(Read More: Current and Projected Costs for Biofuels from Algae and Pyrolysis)

Finally, DOD’s motivation to invest in clean biofuels such as hydro-treated algae fuel versus dirty alternative fuels derived from coal-to-liquid technologies is in part a response to the changing regulatory environment in the United States and abroad that is demanding the use of less-carbon intensive energy sources. President Barack Obama issued an Executive Order in October 2009 that charged federal agencies to measure and reduce their greenhouse gas emissions, providing military leaders with guidance on renewable energy investments. Additionally, many U.S. states like California have instituted renewable energy regulations that compel compliance by the U.S. military active in those states. Moreover, foreign countries in Europe and elsewhere have increased their environmental standards, including regulations on greenhouse gas emissions from fuels. The Department of Defense must be prepared to adapt to these emerging environmental regulations in order to guarantee the U.S. military’s freedom of access to foreign ports and territories.

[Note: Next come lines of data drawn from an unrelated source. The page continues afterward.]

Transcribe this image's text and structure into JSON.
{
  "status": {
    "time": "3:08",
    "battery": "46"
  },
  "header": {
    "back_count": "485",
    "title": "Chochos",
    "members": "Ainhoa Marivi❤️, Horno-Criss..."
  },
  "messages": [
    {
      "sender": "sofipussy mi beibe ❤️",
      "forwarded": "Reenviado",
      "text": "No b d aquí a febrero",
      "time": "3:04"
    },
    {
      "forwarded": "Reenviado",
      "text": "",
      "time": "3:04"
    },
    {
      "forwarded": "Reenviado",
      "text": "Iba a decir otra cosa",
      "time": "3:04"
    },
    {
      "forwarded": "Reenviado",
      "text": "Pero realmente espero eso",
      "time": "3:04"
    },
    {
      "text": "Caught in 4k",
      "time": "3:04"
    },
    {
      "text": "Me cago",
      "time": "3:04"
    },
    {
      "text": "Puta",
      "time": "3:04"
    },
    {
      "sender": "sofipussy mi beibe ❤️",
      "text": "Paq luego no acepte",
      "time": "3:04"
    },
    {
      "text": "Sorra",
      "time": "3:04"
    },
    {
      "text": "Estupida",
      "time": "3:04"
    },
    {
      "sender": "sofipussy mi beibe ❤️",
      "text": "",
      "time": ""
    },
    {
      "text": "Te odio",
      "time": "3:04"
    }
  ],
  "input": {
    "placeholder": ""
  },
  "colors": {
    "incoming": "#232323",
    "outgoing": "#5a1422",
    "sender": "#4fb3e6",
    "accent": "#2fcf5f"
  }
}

Conclusion

Defense officials and military leaders overseeing DOD energy programs are promoting two linked but distinct efforts to address energy concerns.

The operational energy challenges that the United States faces today in Afghanistan and other countries threatens both blood and treasure. Military investments in energy efficiency and conservation programs, including renewable technologies that can displace the demand for petroleum, will help logisticians adapt to the challenges of fueling the force in a combat zone by reducing the total energy requirement and managing more efficiently the energy the military does consume.

Finally, given the strategic uncertainty of the global petroleum market, defense officials are helping lead the effort to research, develop, test and evaluate advanced biofuels that can serve as a drop-in replacement to conventional fuels.

Continuing these efforts will help the Department of Defense ensure it its prepared to adapt to a future where petroleum resources are increasingly scarce (even if that scenario seems remote), and, more importantly, ensure that its platforms will operate just as well on drop-in fuels.

This article originally appeared in Consumer Energy Report and is being republished with their permission. Their newsletter, Energy Trends Insider, identifies trends and provides in-depth analysis on issues in the energy sector.

Print Friendly

Tags:

Category: Top Stories

Comments are closed.